In the early twentieth century the arts of the previous generation were frequently discredited by ardent modernists and modernisers as purely decorative: a Victorian love of pattern was seen to obscure and evade politics. Never more so than in the ‘art for art’s sake’ movement toward the end of the nineteenth century. Yet as Walter Benjamin has pointed out ‘L’art pour l’art’ was ‘scarcely ever to be taken literally; it was almost always a flag under which sailed a cargo that could not be declared’. This lecture will uncover a surprising politics of pattern in one of the most unlikely places: in the fashion for fixed poetic verse forms (the rondeau, the triolet, the villanelle, etc), whose highly stylized patterns, I argue, were at the heart of a debate about cosmopolitanism, nationalism, and socialism, that has never seemed more modern or more relevant than it does today.

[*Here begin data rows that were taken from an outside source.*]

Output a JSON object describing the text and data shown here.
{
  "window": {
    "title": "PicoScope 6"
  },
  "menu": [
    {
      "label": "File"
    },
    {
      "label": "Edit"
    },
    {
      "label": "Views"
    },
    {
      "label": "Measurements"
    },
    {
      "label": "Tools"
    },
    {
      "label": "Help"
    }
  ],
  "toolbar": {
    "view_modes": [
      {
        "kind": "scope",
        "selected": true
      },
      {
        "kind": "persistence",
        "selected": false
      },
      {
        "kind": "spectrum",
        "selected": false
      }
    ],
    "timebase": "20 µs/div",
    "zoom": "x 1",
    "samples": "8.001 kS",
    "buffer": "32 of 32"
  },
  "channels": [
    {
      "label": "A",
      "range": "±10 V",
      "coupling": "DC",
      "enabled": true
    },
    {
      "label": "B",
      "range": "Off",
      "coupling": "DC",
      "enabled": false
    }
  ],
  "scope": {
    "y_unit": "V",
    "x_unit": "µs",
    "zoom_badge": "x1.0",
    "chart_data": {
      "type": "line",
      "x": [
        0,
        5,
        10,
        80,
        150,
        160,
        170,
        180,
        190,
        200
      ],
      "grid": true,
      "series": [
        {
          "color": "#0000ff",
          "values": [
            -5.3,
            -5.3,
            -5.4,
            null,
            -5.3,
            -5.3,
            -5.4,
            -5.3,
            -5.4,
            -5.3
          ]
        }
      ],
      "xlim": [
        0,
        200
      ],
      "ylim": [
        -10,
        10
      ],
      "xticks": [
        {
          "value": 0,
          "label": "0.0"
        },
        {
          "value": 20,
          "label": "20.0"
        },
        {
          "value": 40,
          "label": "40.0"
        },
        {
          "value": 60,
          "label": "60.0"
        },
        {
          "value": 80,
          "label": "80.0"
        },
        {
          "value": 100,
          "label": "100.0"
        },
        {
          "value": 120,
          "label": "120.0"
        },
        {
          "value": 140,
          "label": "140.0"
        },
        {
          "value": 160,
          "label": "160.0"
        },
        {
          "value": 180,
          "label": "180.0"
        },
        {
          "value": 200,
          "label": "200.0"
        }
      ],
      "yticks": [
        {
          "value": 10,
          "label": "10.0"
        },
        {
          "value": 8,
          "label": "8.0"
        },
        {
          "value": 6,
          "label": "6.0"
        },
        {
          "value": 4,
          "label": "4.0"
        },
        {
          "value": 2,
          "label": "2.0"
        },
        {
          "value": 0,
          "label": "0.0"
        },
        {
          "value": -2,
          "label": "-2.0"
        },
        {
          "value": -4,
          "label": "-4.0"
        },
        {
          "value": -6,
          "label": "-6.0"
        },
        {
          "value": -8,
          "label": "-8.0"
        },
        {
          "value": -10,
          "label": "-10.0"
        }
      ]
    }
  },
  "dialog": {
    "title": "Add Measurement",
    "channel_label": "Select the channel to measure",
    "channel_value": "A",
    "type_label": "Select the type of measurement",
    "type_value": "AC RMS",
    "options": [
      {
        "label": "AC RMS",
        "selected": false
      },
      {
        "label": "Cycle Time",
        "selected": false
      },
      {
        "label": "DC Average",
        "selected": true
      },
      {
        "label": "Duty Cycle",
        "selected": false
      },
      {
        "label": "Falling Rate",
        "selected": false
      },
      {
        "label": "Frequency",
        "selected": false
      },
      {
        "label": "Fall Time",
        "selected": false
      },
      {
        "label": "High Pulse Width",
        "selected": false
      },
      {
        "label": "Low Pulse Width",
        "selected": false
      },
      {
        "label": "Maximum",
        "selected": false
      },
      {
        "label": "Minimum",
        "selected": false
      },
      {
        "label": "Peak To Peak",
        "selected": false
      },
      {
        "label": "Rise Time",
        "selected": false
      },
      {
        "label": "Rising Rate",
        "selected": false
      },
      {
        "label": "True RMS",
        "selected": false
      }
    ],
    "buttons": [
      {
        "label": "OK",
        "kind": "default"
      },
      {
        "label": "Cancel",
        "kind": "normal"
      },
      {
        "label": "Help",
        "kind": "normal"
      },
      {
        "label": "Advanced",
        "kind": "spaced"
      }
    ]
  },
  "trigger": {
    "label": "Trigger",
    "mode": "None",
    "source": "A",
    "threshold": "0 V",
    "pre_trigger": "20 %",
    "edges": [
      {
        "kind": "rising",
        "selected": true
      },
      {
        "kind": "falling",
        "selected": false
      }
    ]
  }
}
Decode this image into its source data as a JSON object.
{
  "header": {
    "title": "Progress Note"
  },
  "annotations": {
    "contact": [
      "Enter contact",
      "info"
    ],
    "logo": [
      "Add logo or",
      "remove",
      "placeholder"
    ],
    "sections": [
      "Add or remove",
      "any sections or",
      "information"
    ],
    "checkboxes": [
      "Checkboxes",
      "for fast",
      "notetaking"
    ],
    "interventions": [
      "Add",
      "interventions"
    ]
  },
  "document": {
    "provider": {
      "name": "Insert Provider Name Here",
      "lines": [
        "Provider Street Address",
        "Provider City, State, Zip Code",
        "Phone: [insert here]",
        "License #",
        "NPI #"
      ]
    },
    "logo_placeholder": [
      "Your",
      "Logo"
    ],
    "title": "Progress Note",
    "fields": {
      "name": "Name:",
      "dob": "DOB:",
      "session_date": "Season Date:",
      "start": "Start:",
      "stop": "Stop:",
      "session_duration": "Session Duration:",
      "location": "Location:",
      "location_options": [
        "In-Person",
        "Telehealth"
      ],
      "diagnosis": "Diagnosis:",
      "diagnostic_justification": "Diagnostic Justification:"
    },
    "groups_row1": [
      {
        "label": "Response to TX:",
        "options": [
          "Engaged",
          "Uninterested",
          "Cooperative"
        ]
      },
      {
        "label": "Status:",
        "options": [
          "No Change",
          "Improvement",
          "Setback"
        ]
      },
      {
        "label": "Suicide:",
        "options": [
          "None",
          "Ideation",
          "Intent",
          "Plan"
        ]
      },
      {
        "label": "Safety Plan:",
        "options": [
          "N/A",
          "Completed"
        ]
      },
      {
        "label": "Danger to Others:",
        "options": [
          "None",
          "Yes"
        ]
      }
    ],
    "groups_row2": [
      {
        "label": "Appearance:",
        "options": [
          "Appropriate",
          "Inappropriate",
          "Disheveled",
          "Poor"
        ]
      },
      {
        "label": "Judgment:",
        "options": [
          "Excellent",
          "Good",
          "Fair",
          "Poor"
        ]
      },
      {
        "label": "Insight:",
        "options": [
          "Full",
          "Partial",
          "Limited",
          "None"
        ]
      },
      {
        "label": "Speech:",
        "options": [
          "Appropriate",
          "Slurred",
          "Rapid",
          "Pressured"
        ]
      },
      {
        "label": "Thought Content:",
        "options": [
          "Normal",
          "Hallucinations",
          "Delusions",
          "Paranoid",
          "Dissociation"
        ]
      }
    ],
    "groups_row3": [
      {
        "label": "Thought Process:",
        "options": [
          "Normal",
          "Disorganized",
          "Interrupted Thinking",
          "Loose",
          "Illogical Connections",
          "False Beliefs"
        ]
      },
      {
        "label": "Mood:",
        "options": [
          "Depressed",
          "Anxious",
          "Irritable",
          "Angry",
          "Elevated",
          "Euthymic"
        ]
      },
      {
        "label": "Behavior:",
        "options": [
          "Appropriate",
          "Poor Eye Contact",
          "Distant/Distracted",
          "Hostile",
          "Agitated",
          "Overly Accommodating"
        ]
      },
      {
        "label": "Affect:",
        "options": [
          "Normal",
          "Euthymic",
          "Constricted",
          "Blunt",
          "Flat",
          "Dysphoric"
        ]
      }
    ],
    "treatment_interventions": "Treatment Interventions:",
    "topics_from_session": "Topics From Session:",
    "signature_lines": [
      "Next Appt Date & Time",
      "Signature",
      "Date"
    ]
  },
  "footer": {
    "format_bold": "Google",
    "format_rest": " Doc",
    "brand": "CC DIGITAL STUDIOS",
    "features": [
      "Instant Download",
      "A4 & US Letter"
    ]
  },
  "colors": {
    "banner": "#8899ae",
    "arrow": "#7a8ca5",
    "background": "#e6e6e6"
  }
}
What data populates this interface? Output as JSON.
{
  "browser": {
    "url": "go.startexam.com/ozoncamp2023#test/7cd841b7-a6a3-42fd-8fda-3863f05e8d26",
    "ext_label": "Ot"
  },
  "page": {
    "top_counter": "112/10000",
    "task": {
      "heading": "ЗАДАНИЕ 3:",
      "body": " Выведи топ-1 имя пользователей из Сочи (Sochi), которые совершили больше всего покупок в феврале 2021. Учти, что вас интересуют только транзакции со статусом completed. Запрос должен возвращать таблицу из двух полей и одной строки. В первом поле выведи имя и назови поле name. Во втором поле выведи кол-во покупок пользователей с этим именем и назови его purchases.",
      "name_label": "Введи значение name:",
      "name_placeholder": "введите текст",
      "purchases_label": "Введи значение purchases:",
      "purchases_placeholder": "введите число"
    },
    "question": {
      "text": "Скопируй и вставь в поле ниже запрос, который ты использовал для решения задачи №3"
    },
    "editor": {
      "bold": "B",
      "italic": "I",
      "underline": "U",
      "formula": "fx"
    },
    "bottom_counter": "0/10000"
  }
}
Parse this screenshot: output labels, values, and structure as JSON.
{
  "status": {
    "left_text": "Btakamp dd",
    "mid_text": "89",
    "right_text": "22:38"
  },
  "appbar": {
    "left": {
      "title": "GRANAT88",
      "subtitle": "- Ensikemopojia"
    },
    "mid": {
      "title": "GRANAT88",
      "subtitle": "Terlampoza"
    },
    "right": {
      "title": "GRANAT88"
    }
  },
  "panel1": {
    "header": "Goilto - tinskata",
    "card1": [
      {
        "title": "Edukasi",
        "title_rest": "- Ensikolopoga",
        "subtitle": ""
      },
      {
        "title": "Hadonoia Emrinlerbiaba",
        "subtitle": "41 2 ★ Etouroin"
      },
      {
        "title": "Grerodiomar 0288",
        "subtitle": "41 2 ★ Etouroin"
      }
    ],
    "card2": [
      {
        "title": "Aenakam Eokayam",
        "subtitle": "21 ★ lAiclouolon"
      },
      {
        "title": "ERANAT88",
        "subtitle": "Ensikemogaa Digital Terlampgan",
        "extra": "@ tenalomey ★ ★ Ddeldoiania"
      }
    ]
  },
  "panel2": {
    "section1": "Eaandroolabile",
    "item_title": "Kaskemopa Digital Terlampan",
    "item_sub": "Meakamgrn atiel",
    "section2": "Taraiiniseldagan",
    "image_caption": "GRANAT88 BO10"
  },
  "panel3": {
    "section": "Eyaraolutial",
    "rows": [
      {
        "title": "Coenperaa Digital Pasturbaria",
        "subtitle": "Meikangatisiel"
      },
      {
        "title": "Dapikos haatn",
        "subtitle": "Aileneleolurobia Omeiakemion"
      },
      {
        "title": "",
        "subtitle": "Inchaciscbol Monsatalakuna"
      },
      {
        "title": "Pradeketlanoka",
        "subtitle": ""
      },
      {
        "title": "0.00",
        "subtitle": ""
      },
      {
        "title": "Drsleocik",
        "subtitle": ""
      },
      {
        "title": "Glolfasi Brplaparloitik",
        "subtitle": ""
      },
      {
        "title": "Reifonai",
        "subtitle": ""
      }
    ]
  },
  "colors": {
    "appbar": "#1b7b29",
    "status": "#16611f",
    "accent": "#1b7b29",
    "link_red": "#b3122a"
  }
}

Marion Thain is Professor of Literature and Culture, and Dean of the Faculty of Arts and Humanities. She began her career as a Junior Research Fellow at Cambridge University, and worked in English departments at Russell Group universities before moving to New York University as a professor of Arts and Literature in the school of the interdisciplinary global liberal arts (Liberal Studies) and as Director of Digital Humanities for NYU. She returned to the UK in 2018. She publishes primarily on: aestheticism; poetry and poetics; technology and the arts. Book publications include: The Lyric Poem and Aestheticism: Forms of Modernity (2016); The Lyric Poem: Formations and Transformations (2013); Michael Field: Poetry, Aestheticism, and the Fin de Siècle (2007); Poetry of the 1890s (1998).